A study done by the National Institute of Health NIH observed that insomnia further deteriorates the health of people suffering from Chronic Obstructive Pulmonary Disease.
Chronic obstructive pulmonary disease (COPD) is an inflammatory lung disease that causes breathing difficulty, cough, mucus production, and wheezing. COPD is usually caused by tobacco smoking or exposure to irritating gases. In the United States, 16 million people are affected by COPD which is a leading cause of death.
Pollutants or flu viruses can trigger COPD flare-ups or exacerbations which last for days or even weeks. The immune system of any person is highly affected by poor sleep and can deteriorate their health, making them disease-prone. Nevertheless, people with COPD have likely more chances of vulnerability.

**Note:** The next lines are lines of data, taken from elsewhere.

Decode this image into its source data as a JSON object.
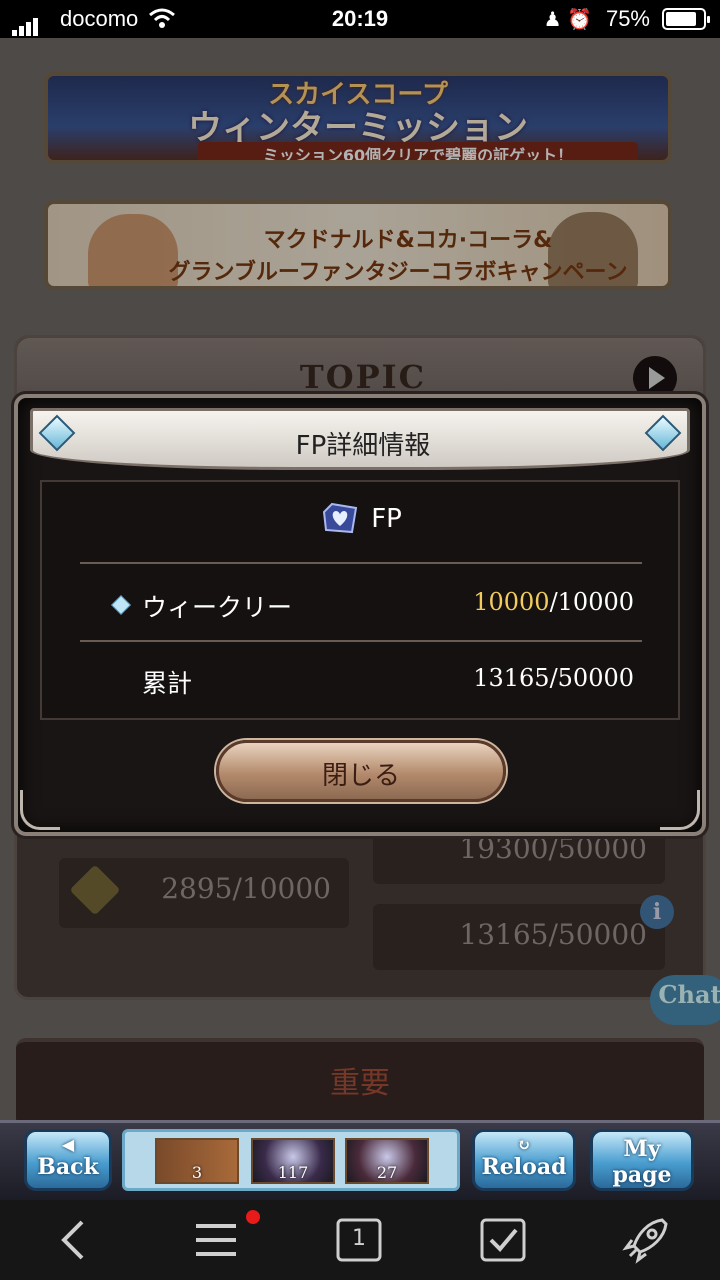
{
  "status_bar": {
    "carrier": "docomo",
    "time": "20:19",
    "battery": "75%"
  },
  "banners": {
    "winter": {
      "line1": "スカイスコープ",
      "line2": "ウィンターミッション",
      "line3": "ミッション60個クリアで碧麗の証ゲット！"
    },
    "collab": {
      "line1": "マクドナルド&コカ·コーラ&",
      "line2": "グランブルーファンタジーコラボキャンペーン"
    }
  },
  "topic": {
    "title": "TOPIC"
  },
  "background_stats": {
    "left_value": "2895/10000",
    "right_values": [
      "19300/50000",
      "13165/50000"
    ]
  },
  "important": {
    "label": "重要"
  },
  "chat": {
    "label": "Chat"
  },
  "modal": {
    "title": "FP詳細情報",
    "currency_label": "FP",
    "weekly": {
      "label": "ウィークリー",
      "current": "10000",
      "max": "/10000"
    },
    "total": {
      "label": "累計",
      "value": "13165/50000"
    },
    "close_label": "閉じる"
  },
  "navbar": {
    "back_label": "Back",
    "reload_label": "Reload",
    "mypage_label_1": "My",
    "mypage_label_2": "page",
    "items": [
      {
        "count": "3"
      },
      {
        "count": "117"
      },
      {
        "count": "27"
      }
    ]
  },
  "browser": {
    "tab_count": "1"
  },
  "colors": {
    "highlight": "#f2cb5c",
    "notification": "#e81a1a"
  }
}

“Knowing how people sleep at night will tell me a lot more about their risk of a flare-up in people who already have COPD than knowing whether they smoked for 40 or 60 years,” said Aaron Baugh, M.D., a clinical colleague there at the University of California at San Francisco Medical School and a practicing pulmonologist. “That’s a major surprise, but it’s not something I predicted going into this study.” “Smoking is such an important part of COPD, I would have expected it to be the most important predictors of exacerbations,” says the researcher.
The people taken under the observation for the research were current or former tobacco smokers with confirmed diagnoses of COPD. More than 1500 people were studied minutely for this research.

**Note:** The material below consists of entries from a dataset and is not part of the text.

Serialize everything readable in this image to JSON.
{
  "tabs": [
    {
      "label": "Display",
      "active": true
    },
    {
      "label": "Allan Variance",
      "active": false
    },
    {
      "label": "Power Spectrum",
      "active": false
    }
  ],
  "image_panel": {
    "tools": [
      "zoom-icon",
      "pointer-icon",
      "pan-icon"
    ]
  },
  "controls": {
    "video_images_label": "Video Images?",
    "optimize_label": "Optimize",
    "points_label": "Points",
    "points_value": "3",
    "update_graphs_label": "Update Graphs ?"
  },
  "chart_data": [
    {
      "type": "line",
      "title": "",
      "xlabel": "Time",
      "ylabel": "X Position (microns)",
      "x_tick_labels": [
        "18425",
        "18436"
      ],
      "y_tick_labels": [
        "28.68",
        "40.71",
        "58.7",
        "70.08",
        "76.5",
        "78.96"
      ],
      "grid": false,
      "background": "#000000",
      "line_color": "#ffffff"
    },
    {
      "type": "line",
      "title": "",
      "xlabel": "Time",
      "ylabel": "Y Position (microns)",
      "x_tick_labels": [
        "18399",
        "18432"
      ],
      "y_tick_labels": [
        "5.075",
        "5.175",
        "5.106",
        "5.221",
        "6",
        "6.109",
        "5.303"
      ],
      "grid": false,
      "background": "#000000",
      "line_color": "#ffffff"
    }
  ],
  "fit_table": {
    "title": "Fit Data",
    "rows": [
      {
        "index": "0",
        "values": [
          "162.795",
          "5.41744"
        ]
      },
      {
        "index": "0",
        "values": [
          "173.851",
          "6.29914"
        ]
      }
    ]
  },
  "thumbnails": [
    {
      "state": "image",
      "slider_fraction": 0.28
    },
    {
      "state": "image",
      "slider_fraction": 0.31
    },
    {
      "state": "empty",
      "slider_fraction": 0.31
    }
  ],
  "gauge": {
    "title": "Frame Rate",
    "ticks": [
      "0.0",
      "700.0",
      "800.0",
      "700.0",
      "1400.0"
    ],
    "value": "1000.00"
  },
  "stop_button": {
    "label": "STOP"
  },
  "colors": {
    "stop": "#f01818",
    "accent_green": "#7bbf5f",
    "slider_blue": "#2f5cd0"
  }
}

The COPD outbursts were compared with the participants’ sleep quality over three years. The researchers analyzed the timing of sleep, duration of sleep, and the frequency of disturbances of the participants among other tools. The researchers analyzed how a person’s risk for flare-ups changed after one year.

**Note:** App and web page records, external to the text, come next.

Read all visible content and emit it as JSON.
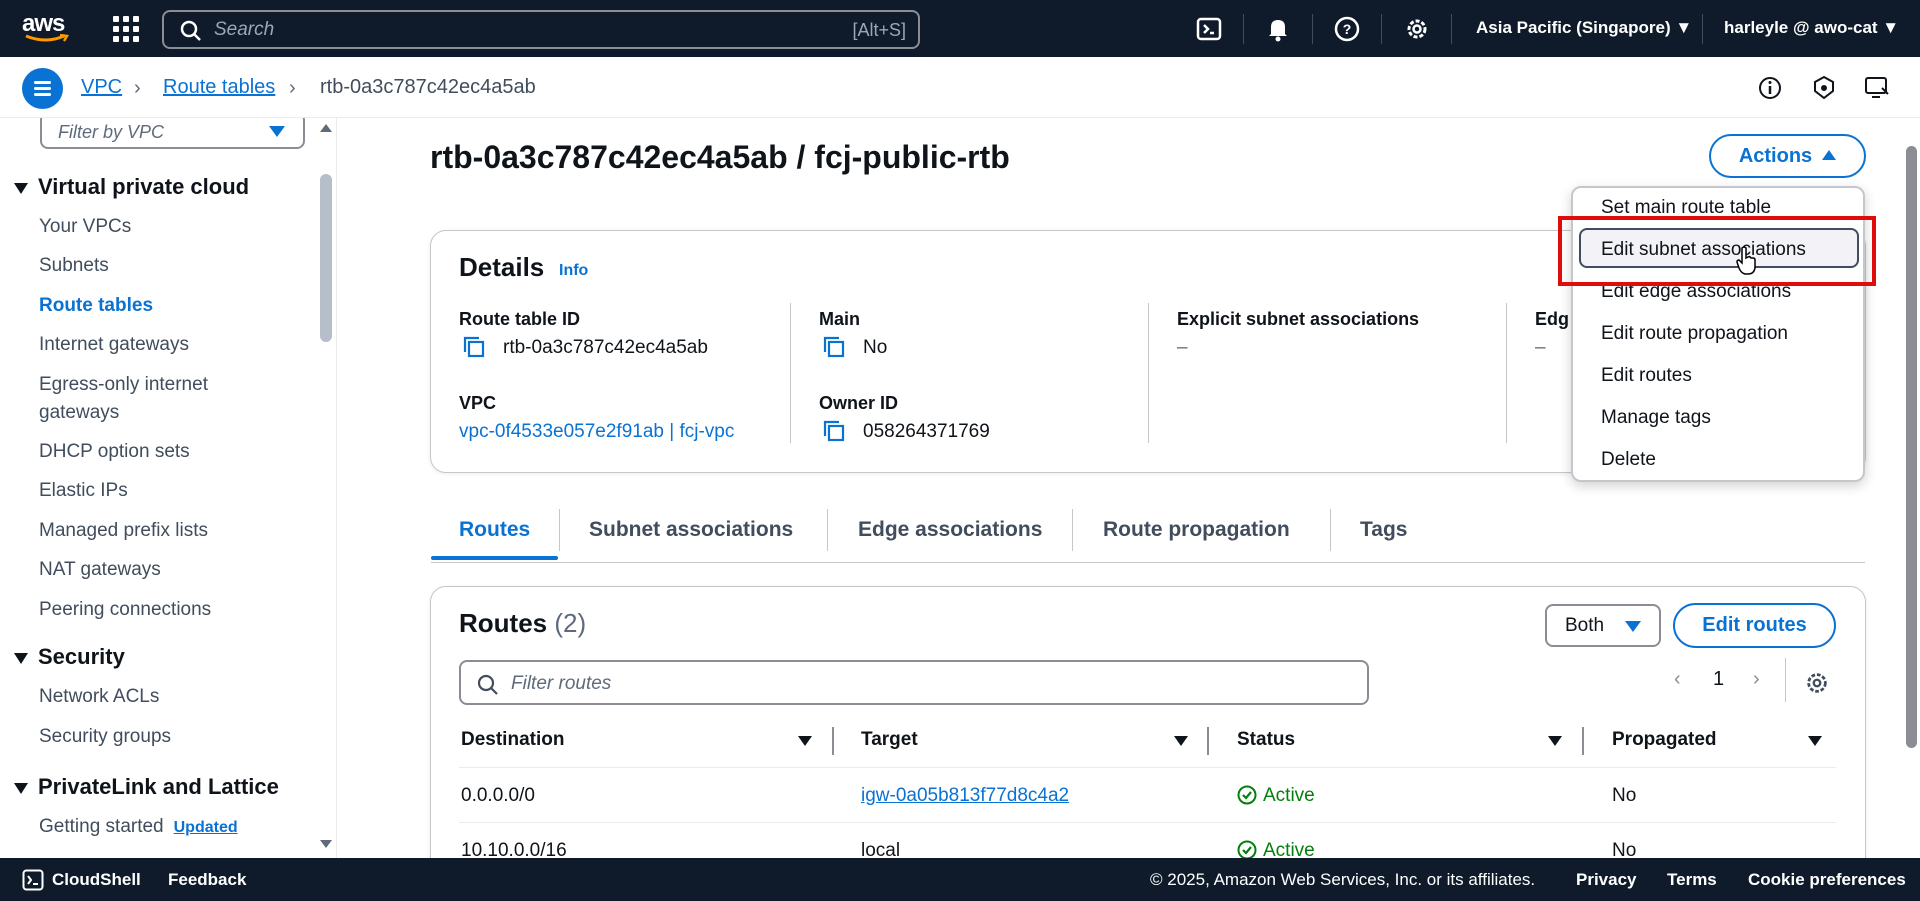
{
  "topnav": {
    "logo_text": "aws",
    "search_placeholder": "Search",
    "search_shortcut": "[Alt+S]",
    "region": "Asia Pacific (Singapore) ▼",
    "user": "harleyle @ awo-cat ▼"
  },
  "breadcrumb": {
    "items": [
      "VPC",
      "Route tables",
      "rtb-0a3c787c42ec4a5ab"
    ]
  },
  "sidebar": {
    "filter_placeholder": "Filter by VPC",
    "sections": [
      {
        "title": "Virtual private cloud"
      },
      {
        "title": "Security"
      },
      {
        "title": "PrivateLink and Lattice"
      }
    ],
    "vpc_items": [
      "Your VPCs",
      "Subnets",
      "Route tables",
      "Internet gateways",
      "Egress-only internet",
      "gateways",
      "DHCP option sets",
      "Elastic IPs",
      "Managed prefix lists",
      "NAT gateways",
      "Peering connections"
    ],
    "security_items": [
      "Network ACLs",
      "Security groups"
    ],
    "privatelink_items": [
      "Getting started"
    ],
    "updated_badge": "Updated"
  },
  "main": {
    "title": "rtb-0a3c787c42ec4a5ab / fcj-public-rtb",
    "actions_label": "Actions",
    "details": {
      "title": "Details",
      "info": "Info",
      "route_table_id_label": "Route table ID",
      "route_table_id": "rtb-0a3c787c42ec4a5ab",
      "vpc_label": "VPC",
      "vpc_value": "vpc-0f4533e057e2f91ab | fcj-vpc",
      "main_label": "Main",
      "main_value": "No",
      "owner_label": "Owner ID",
      "owner_value": "058264371769",
      "explicit_label": "Explicit subnet associations",
      "explicit_value": "–",
      "edge_label": "Edg",
      "edge_value": "–"
    },
    "tabs": [
      "Routes",
      "Subnet associations",
      "Edge associations",
      "Route propagation",
      "Tags"
    ],
    "routes": {
      "title": "Routes",
      "count": "(2)",
      "both_label": "Both",
      "edit_routes_label": "Edit routes",
      "filter_placeholder": "Filter routes",
      "page": "1",
      "columns": [
        "Destination",
        "Target",
        "Status",
        "Propagated"
      ],
      "rows": [
        {
          "destination": "0.0.0.0/0",
          "target": "igw-0a05b813f77d8c4a2",
          "status": "Active",
          "propagated": "No"
        },
        {
          "destination": "10.10.0.0/16",
          "target": "local",
          "status": "Active",
          "propagated": "No"
        }
      ]
    }
  },
  "actions_menu": {
    "items": [
      "Set main route table",
      "Edit subnet associations",
      "Edit edge associations",
      "Edit route propagation",
      "Edit routes",
      "Manage tags",
      "Delete"
    ]
  },
  "footer": {
    "cloudshell": "CloudShell",
    "feedback": "Feedback",
    "copyright": "© 2025, Amazon Web Services, Inc. or its affiliates.",
    "privacy": "Privacy",
    "terms": "Terms",
    "cookies": "Cookie preferences"
  },
  "colors": {
    "nav_bg": "#0f1b2a",
    "accent": "#0972d3",
    "success": "#037f0c",
    "highlight": "#e00b0b"
  }
}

The researchers found out that poor sleep quality was linked to an increase in COPD flare-ups in the participants. The study showed that the participants with the worst sleep quality had around 95 chances of increased COPD flare-ups while the participants who were at the base level of poor sleep were having 25% increased chance of COPD flare-ups.
Aaron Baugh, the lead study author, said that according to previous studies which report black Americans to experience worse sleep than other races or ethnicities, it is obvious why black Americans were reported with higher COPD flare-ups than other races during the research.
The study was funded by the National Heart, Lung, and Blood Institute (NHLBI), part of the NIH, and suggests that the sleep quality of a person can better predict COPD flare-ups than the history of smoking.
This study, according to Marishka Brown, Ph.D., head of the NHLBI’s National Center for Sleep Apnea Study, is a significant milestone. “Sleep as a modulator of COPD outcomes has not been substantially investigated,” Brown added. “This research adds to a growing body of evidence highlighting the negative impact of inadequate sleep on overall health, but especially in patients with life-threatening pre-existing illnesses like COPD.”